The management and market impacts of drought in Oklahoma are intensifying rapidly. The situation in Oklahoma is becoming a bit more regional in nature as much of the eastern one-third of Oklahoma has received some very timely moisture in the past few days. Though these rains do not eliminate drought concerns in that region, they provide some immediate relief and significantly expand management options for producers. However, the western two-thirds of Oklahoma remain exceptionally dry and management options are increasingly limited.
Significant direct market impacts of the drought are not apparent at this time. Though most cattle prices decreased slightly the past week, it is most likely due to seasonal and broader market impacts than due to drought.

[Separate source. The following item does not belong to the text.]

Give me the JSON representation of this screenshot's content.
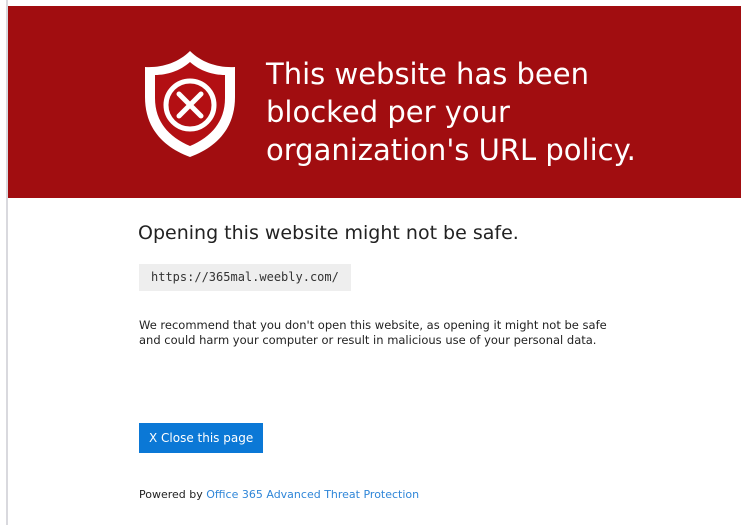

Oklahoma auction volumes for cows and bulls are up roughly 22 percent for the year to date, as is beef cow slaughter in the southern plains (up 11 percent in Region 6, which includes Oklahoma and Texas) but it is likely that most of that is due to high prices more than the result of drought forced movement. However, the impending drought impacts may be part of these cow marketing decisions, at least indirectly. While the market impacts of drought may not very significant yet, the impacts could increase dramatically, especially for cow prices, if the drought continues to worsen over the next 30-60 days.
The management impacts, in contrast to the market impacts, are very immediate and severe already. In many cases, lack of water is as much of a limitation as lack of forage and producers face several unpleasant choices very soon. Several resources are available to assist producers in drought related management at the OSU drought website at http://agwater.okstate.edu/research-extension/drought/drought. Resources are available that relate to a variety of topics including:
– General drought management considerations
– Financial planning to survive drought
– Tax implications of drought
– Cattle management during drought
– Feed, pasture and water management during drought
Producers are reminded that drought impacts should be well documented to maintain eligibility for government disaster programs and for possible tax consequences. Documentation should include all drought related impacts such as:
– feed purchases to maintain livestock
– lost grazing or hay production
– unplanned cattle sales due to drought
– costs associated with relocating and temporary care of livestock
– local weather and rainfall records
– photos of poor forage conditions, dried up ponds, etc may help
Derrell S. Peel, Oklahoma State University Extension Livestock Marketing Specialist